- **EXERCISE AIM**
When you spot the word "value" in a line of the data below, copy that line.

(Saved entries)
★ ★ ★
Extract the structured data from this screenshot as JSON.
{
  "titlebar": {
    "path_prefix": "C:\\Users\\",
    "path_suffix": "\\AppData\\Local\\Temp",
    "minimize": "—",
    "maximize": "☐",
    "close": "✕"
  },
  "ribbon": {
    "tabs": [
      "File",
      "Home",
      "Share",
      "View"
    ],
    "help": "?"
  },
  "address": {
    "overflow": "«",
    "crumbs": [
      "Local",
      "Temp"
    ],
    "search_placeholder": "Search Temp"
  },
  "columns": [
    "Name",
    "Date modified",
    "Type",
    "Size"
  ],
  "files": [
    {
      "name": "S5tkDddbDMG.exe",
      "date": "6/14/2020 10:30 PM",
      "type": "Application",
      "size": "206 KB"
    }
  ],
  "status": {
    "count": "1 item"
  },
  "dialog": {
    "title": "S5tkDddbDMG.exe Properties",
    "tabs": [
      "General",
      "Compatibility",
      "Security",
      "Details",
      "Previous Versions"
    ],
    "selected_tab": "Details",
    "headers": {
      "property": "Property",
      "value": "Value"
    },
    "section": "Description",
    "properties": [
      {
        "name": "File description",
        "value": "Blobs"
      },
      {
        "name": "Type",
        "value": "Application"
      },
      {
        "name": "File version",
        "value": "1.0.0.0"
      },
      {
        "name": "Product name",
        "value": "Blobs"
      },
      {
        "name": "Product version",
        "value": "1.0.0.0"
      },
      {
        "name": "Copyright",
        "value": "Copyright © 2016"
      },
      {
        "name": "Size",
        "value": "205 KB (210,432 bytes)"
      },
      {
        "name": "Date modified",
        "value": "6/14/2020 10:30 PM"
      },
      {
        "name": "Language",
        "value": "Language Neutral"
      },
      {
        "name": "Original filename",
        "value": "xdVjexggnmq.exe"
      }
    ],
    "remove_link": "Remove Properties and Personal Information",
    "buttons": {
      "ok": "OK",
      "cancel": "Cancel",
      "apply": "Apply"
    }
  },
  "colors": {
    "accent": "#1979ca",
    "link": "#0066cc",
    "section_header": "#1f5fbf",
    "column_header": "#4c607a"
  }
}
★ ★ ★
- **RESPONSE TO THE TASK**
      "value": "Value"
        "value": "Blobs"
        "value": "Application"
        "value": "1.0.0.0"
        "value": "Blobs"
        "value": "1.0.0.0"
        "value": "Copyright © 2016"
        "value": "205 KB (210,432 bytes)"
        "value": "6/14/2020 10:30 PM"
        "value": "Language Neutral"
        "value": "xdVjexggnmq.exe"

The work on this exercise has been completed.